Work instructions »
Please print every record that follows, keeping each one exactly as it is.
═════ Record extracts ═════
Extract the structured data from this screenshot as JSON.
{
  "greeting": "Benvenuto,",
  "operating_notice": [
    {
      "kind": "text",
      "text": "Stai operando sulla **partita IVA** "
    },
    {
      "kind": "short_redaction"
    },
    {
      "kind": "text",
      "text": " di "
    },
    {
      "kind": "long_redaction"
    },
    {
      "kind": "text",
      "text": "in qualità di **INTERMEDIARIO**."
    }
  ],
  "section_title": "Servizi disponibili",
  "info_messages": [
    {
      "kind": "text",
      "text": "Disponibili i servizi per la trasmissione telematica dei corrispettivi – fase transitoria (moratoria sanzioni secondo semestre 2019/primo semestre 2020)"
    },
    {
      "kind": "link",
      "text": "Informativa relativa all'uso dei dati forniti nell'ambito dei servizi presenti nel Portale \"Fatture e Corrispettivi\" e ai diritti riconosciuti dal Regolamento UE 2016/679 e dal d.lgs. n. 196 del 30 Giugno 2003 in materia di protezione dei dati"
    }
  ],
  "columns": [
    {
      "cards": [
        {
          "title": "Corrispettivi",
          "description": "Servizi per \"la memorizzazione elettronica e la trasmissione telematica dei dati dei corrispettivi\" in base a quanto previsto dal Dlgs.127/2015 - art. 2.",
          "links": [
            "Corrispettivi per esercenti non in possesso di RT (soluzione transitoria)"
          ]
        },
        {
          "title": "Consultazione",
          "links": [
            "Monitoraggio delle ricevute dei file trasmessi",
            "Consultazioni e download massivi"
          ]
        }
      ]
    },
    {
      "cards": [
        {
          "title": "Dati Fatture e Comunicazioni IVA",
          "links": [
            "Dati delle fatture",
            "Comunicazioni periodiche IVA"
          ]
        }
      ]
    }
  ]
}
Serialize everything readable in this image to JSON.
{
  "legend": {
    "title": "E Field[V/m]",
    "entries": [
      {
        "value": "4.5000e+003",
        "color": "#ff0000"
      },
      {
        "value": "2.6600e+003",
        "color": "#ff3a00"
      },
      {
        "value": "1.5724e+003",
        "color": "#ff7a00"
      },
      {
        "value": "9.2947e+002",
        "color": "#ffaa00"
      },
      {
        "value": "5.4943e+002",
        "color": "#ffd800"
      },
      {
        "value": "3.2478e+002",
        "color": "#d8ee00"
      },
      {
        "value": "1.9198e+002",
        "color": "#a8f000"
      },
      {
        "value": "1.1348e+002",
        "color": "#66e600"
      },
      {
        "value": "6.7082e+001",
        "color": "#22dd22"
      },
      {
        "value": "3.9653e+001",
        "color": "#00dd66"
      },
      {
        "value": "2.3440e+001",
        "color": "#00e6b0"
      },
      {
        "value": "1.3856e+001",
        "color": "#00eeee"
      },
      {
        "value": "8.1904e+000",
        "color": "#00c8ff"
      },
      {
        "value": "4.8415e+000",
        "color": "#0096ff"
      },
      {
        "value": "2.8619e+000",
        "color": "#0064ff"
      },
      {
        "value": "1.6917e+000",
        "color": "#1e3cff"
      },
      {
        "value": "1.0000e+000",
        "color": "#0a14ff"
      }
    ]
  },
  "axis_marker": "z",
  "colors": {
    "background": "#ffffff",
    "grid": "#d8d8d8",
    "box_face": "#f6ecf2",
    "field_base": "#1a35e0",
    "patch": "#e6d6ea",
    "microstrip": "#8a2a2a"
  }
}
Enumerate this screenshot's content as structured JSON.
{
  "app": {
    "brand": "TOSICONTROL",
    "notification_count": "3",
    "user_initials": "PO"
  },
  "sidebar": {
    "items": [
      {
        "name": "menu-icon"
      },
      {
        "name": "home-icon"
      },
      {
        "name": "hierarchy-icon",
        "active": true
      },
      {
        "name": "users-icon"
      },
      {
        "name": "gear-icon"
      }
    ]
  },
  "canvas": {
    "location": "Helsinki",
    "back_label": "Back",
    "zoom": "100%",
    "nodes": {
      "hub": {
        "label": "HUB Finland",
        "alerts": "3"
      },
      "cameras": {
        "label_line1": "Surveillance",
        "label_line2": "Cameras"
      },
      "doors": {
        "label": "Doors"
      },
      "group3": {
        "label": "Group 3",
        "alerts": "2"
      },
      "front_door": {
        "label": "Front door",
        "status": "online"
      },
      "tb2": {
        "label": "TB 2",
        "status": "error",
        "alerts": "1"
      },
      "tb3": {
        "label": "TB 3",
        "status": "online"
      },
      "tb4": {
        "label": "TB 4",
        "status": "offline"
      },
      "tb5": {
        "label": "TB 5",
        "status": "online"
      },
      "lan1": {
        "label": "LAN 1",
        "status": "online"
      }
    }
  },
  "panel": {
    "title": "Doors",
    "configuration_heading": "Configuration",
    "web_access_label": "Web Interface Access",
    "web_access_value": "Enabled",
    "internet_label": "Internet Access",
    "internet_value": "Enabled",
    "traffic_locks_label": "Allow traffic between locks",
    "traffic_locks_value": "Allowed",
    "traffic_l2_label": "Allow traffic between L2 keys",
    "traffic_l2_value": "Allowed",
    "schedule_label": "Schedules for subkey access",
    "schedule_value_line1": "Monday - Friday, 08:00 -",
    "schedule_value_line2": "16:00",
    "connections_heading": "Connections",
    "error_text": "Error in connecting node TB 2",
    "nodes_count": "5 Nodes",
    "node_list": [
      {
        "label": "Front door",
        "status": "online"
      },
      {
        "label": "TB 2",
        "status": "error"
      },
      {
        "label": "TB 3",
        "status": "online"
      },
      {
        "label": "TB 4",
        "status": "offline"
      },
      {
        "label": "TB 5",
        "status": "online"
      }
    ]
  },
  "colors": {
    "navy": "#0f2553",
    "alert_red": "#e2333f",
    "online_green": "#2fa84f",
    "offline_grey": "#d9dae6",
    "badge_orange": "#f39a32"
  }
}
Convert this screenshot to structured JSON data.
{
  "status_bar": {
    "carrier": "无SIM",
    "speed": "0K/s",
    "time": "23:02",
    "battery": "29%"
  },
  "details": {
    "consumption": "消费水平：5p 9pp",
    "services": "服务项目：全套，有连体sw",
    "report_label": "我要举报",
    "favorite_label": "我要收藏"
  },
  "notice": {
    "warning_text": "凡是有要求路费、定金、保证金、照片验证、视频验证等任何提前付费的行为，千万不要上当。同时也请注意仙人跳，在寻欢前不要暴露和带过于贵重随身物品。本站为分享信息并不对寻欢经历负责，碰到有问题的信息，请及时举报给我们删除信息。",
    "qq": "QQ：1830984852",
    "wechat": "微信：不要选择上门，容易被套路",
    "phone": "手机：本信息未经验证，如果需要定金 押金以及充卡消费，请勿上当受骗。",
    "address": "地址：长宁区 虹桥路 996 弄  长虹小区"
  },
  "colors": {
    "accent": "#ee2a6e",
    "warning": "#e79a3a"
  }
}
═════
Response to the task »
Extract the structured data from this screenshot as JSON.
{
  "greeting": "Benvenuto,",
  "operating_notice": [
    {
      "kind": "text",
      "text": "Stai operando sulla **partita IVA** "
    },
    {
      "kind": "short_redaction"
    },
    {
      "kind": "text",
      "text": " di "
    },
    {
      "kind": "long_redaction"
    },
    {
      "kind": "text",
      "text": "in qualità di **INTERMEDIARIO**."
    }
  ],
  "section_title": "Servizi disponibili",
  "info_messages": [
    {
      "kind": "text",
      "text": "Disponibili i servizi per la trasmissione telematica dei corrispettivi – fase transitoria (moratoria sanzioni secondo semestre 2019/primo semestre 2020)"
    },
    {
      "kind": "link",
      "text": "Informativa relativa all'uso dei dati forniti nell'ambito dei servizi presenti nel Portale \"Fatture e Corrispettivi\" e ai diritti riconosciuti dal Regolamento UE 2016/679 e dal d.lgs. n. 196 del 30 Giugno 2003 in materia di protezione dei dati"
    }
  ],
  "columns": [
    {
      "cards": [
        {
          "title": "Corrispettivi",
          "description": "Servizi per \"la memorizzazione elettronica e la trasmissione telematica dei dati dei corrispettivi\" in base a quanto previsto dal Dlgs.127/2015 - art. 2.",
          "links": [
            "Corrispettivi per esercenti non in possesso di RT (soluzione transitoria)"
          ]
        },
        {
          "title": "Consultazione",
          "links": [
            "Monitoraggio delle ricevute dei file trasmessi",
            "Consultazioni e download massivi"
          ]
        }
      ]
    },
    {
      "cards": [
        {
          "title": "Dati Fatture e Comunicazioni IVA",
          "links": [
            "Dati delle fatture",
            "Comunicazioni periodiche IVA"
          ]
        }
      ]
    }
  ]
}
Serialize everything readable in this image to JSON.
{
  "legend": {
    "title": "E Field[V/m]",
    "entries": [
      {
        "value": "4.5000e+003",
        "color": "#ff0000"
      },
      {
        "value": "2.6600e+003",
        "color": "#ff3a00"
      },
      {
        "value": "1.5724e+003",
        "color": "#ff7a00"
      },
      {
        "value": "9.2947e+002",
        "color": "#ffaa00"
      },
      {
        "value": "5.4943e+002",
        "color": "#ffd800"
      },
      {
        "value": "3.2478e+002",
        "color": "#d8ee00"
      },
      {
        "value": "1.9198e+002",
        "color": "#a8f000"
      },
      {
        "value": "1.1348e+002",
        "color": "#66e600"
      },
      {
        "value": "6.7082e+001",
        "color": "#22dd22"
      },
      {
        "value": "3.9653e+001",
        "color": "#00dd66"
      },
      {
        "value": "2.3440e+001",
        "color": "#00e6b0"
      },
      {
        "value": "1.3856e+001",
        "color": "#00eeee"
      },
      {
        "value": "8.1904e+000",
        "color": "#00c8ff"
      },
      {
        "value": "4.8415e+000",
        "color": "#0096ff"
      },
      {
        "value": "2.8619e+000",
        "color": "#0064ff"
      },
      {
        "value": "1.6917e+000",
        "color": "#1e3cff"
      },
      {
        "value": "1.0000e+000",
        "color": "#0a14ff"
      }
    ]
  },
  "axis_marker": "z",
  "colors": {
    "background": "#ffffff",
    "grid": "#d8d8d8",
    "box_face": "#f6ecf2",
    "field_base": "#1a35e0",
    "patch": "#e6d6ea",
    "microstrip": "#8a2a2a"
  }
}
Enumerate this screenshot's content as structured JSON.
{
  "app": {
    "brand": "TOSICONTROL",
    "notification_count": "3",
    "user_initials": "PO"
  },
  "sidebar": {
    "items": [
      {
        "name": "menu-icon"
      },
      {
        "name": "home-icon"
      },
      {
        "name": "hierarchy-icon",
        "active": true
      },
      {
        "name": "users-icon"
      },
      {
        "name": "gear-icon"
      }
    ]
  },
  "canvas": {
    "location": "Helsinki",
    "back_label": "Back",
    "zoom": "100%",
    "nodes": {
      "hub": {
        "label": "HUB Finland",
        "alerts": "3"
      },
      "cameras": {
        "label_line1": "Surveillance",
        "label_line2": "Cameras"
      },
      "doors": {
        "label": "Doors"
      },
      "group3": {
        "label": "Group 3",
        "alerts": "2"
      },
      "front_door": {
        "label": "Front door",
        "status": "online"
      },
      "tb2": {
        "label": "TB 2",
        "status": "error",
        "alerts": "1"
      },
      "tb3": {
        "label": "TB 3",
        "status": "online"
      },
      "tb4": {
        "label": "TB 4",
        "status": "offline"
      },
      "tb5": {
        "label": "TB 5",
        "status": "online"
      },
      "lan1": {
        "label": "LAN 1",
        "status": "online"
      }
    }
  },
  "panel": {
    "title": "Doors",
    "configuration_heading": "Configuration",
    "web_access_label": "Web Interface Access",
    "web_access_value": "Enabled",
    "internet_label": "Internet Access",
    "internet_value": "Enabled",
    "traffic_locks_label": "Allow traffic between locks",
    "traffic_locks_value": "Allowed",
    "traffic_l2_label": "Allow traffic between L2 keys",
    "traffic_l2_value": "Allowed",
    "schedule_label": "Schedules for subkey access",
    "schedule_value_line1": "Monday - Friday, 08:00 -",
    "schedule_value_line2": "16:00",
    "connections_heading": "Connections",
    "error_text": "Error in connecting node TB 2",
    "nodes_count": "5 Nodes",
    "node_list": [
      {
        "label": "Front door",
        "status": "online"
      },
      {
        "label": "TB 2",
        "status": "error"
      },
      {
        "label": "TB 3",
        "status": "online"
      },
      {
        "label": "TB 4",
        "status": "offline"
      },
      {
        "label": "TB 5",
        "status": "online"
      }
    ]
  },
  "colors": {
    "navy": "#0f2553",
    "alert_red": "#e2333f",
    "online_green": "#2fa84f",
    "offline_grey": "#d9dae6",
    "badge_orange": "#f39a32"
  }
}
Convert this screenshot to structured JSON data.
{
  "status_bar": {
    "carrier": "无SIM",
    "speed": "0K/s",
    "time": "23:02",
    "battery": "29%"
  },
  "details": {
    "consumption": "消费水平：5p 9pp",
    "services": "服务项目：全套，有连体sw",
    "report_label": "我要举报",
    "favorite_label": "我要收藏"
  },
  "notice": {
    "warning_text": "凡是有要求路费、定金、保证金、照片验证、视频验证等任何提前付费的行为，千万不要上当。同时也请注意仙人跳，在寻欢前不要暴露和带过于贵重随身物品。本站为分享信息并不对寻欢经历负责，碰到有问题的信息，请及时举报给我们删除信息。",
    "qq": "QQ：1830984852",
    "wechat": "微信：不要选择上门，容易被套路",
    "phone": "手机：本信息未经验证，如果需要定金 押金以及充卡消费，请勿上当受骗。",
    "address": "地址：长宁区 虹桥路 996 弄  长虹小区"
  },
  "colors": {
    "accent": "#ee2a6e",
    "warning": "#e79a3a"
  }
}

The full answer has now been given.